High density, high permeability, low profile, magnetics are used to provide minimal AC loss with low DC resistance. The low profile magnetics and magnetic structures exhibit self shielding properties that reduce flux leakage. The high switching frequency allows the inductor to be physically very small.
The high switching frequency enable the use of small input and output filter capacitors. This in-turn makes the input and output AC loops very small reducing ripple and EMI.
The package layout is structured to further minimize the radius of the input and output AC filter loops and thus minimize radiated and conducted EMI and ripple.
Package design includes RF techniques to minimize parasitic impedances within the internal circuit elements to keep high frequency AC currents contained inside the package.
PowerSoC results versus discrete implementation
Figures 3 – 6 provide a comparison between PowerSoC and discrete DCDC converter implementations.
Figure 3. Converter solution footprint comparison for a typical 4A case. The PowerSoC (left) has much smaller input and output AC current loops and is 1/7th the size of the typical discrete implementation. The dotted yellow rectangle demonstrates the size of the PowerSoC relative to the discrete DCDC.
Figure 4. Output ripple voltage comparison between PowerSoC (left) and discrete DCDC implementation (right). Ripple measured on vendor evaluation boards using same equipment and technique. Measurement bandwidth is 500MHz.
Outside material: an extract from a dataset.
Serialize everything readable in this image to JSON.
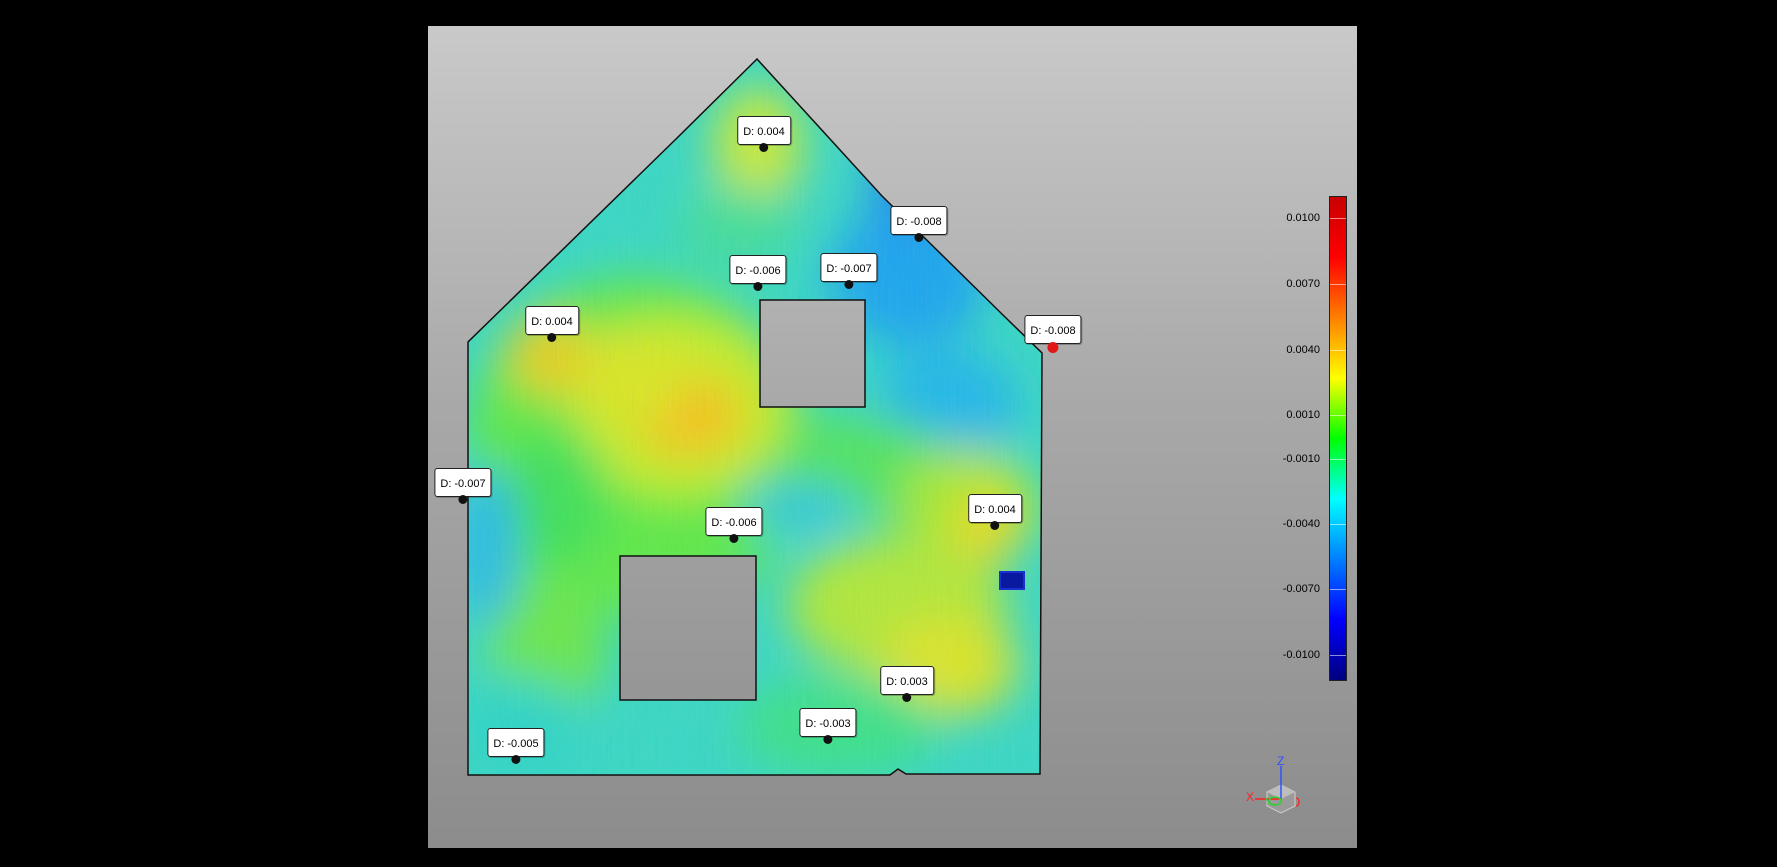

Figure 5. Radiated EMI measurements; CISPR22 Class B 3m. PowerSoC on left and discrete equivalent on right; measured on vendor evaluation boards.
Figure 6. Conducted emissions as measured at the input ground terminal.
Application example powering Rocket IO using Enpirion PowerSoC
A daughter card was designed and built to plug onto a Virtex 5 development board (Figure 7). Jitter measurements were made with both the Enpirion devices power the development board and with linear regulators. Measurements were made with and without second stage filtering on the Enpirion PowerSoCs. Table 1 shows the tabulated jitter results.
Table 1. Measured Jitter for Rocket IO.
Figure 7. Daughter card with Enpirion PowerSoC devices.
PowerSoCs represent a powerful new tool for the FPGA designer. The devices significantly reduce the many issues encountered when changing over from linear regulator based voltage converters to the more efficient switch-mode converters. PowerSoCs offer similar footprints and ease of design as linear regulators, while providing switch-mode converter efficiencies without the noise and complexity of a discrete converter implementation.
About the authors:
Michael G. Laflin is Director of Marketing at Enpirion, Inc. Michael may be contacted by email at firstname.lastname@example.org
Austin Lesea is a Principal Engineer at Xilinx, Inc. Austin may be contacted by email at Austin.Lesea@xilinx.com
Article Courtesy: Programmable Lgic DesignLine